I found a stack of LPs and a few 45’s from my childhood and just purchased an ION USB turntable so I can upload all those old songs to my web space (at least until the RIAA yells at me, or worse) and allow you to listen to them while you read my stories.
The most embarrassing of the finds is one I’d completely forgotten about, but remembered immediately upon finding it. (Ok, the B-side was a little worse — maybe I’ll upload that one if I run out of stories)
Glen Campbell released The Dreams of the Everyday Housewife in 1968. I was 12. Somehow I became the owner of the 45 with this song on it. Because I remember the song, I think I may have been older when I liked it, but who knows… Perhaps I was really 12.
I found a 45 of The Dreams of the Everyday Housewife on a closet shelf in my mother’s vacation home in Hazelhurst, Wisconsin.
The mere fact I’m writing about Comcast indicates a problem. I don’t think I ever mentioned RCN when we had it for an Internet Service Provider – because it actually worked most of the time. Comcast, on the other hand, goes out regularly – including the phone service. The latest issue was with a dead phone.

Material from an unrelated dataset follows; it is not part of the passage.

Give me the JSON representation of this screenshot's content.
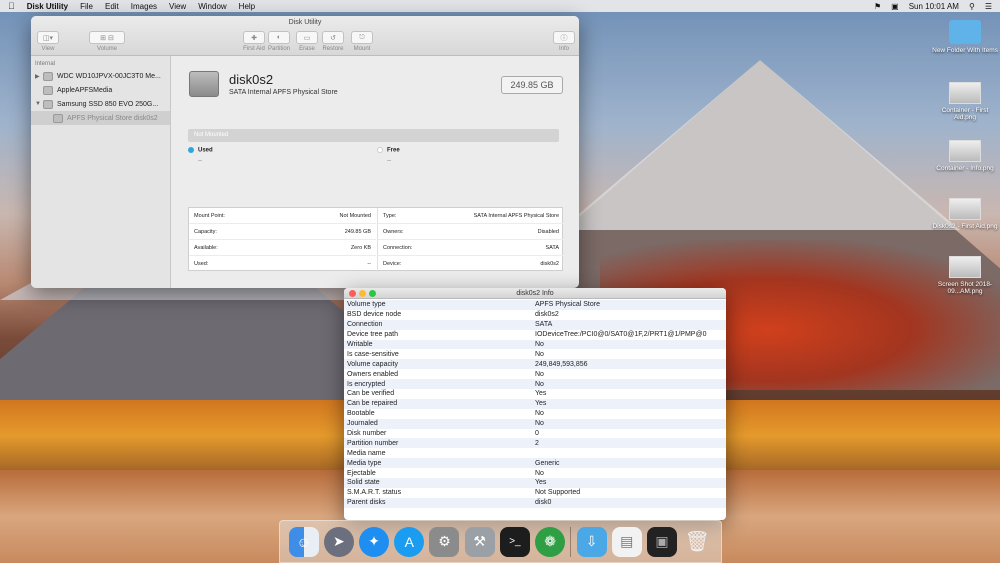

A call to Comcast resulted in a pair of technicians visiting us the next day and announcing that we had “too many splits” to the modem. That we needed to phone Comcast for a “change of service” and get an “independent line” to the modem.
I immediately phoned Comcast. It took 5 calls and 45 minutes to find someone who
Understood the problem
Was not “cut off” when being transferred to
Was not “cut off” when looking at my records
Agreed to not charge me $30 for the recommended solution
However, he couldn’t help me yesterday because there was a 2 hour block on the account. He gave me his extension and said to call back.
When I called back this afternoon I was again sent on a circuitous route – this time pushing buttons in response to the automated questions which kept on leading back to the main one. I eventually spoke to the same person who informed me that the reason some people charge is because they get commission points. It all makes sense and reminds me of the conflicting information given to me when my mom was being set up for Comcast.
So Thursday they will come and maybe solve the problem of dropped dial tones, telephone calls and spotty Internet service.
After three weeks of either vacation or house guests, our life is finally nearly normal again.
We left for Illinois on July 28 and visited with family in the Elgin area. My mother had been in the hospital with a severe case of pneumonia just prior to our visit, so things were a little unusual in that regard.
Then we headed to Wisconsin where we spent a week blissfully unconnected. No cell phone, no internet, only one channel on the television. The weather was perfect. It could not have been much better – perhaps a little longer. We went back to Elgin for more visiting. We even got a chance to see Wicked in Chicago.
We headed back to Maryland on Friday, August 10 and on August 11 welcomed three visitors from Japan. They remained with us for a week, and left this morning. While all of the experiences were really only minor changes, because they were in tandem, made for a bit more stress. While the visitors couldn’t have been less obtrusive, the mere fact we had to clean house, cook breakfast, a few dinners and some lunches and ferry them around the area was time-consuming and tiring. I got no work (for pay) done while they were here.
I’m glad we had the guests, but also glad to get our lives back to normal.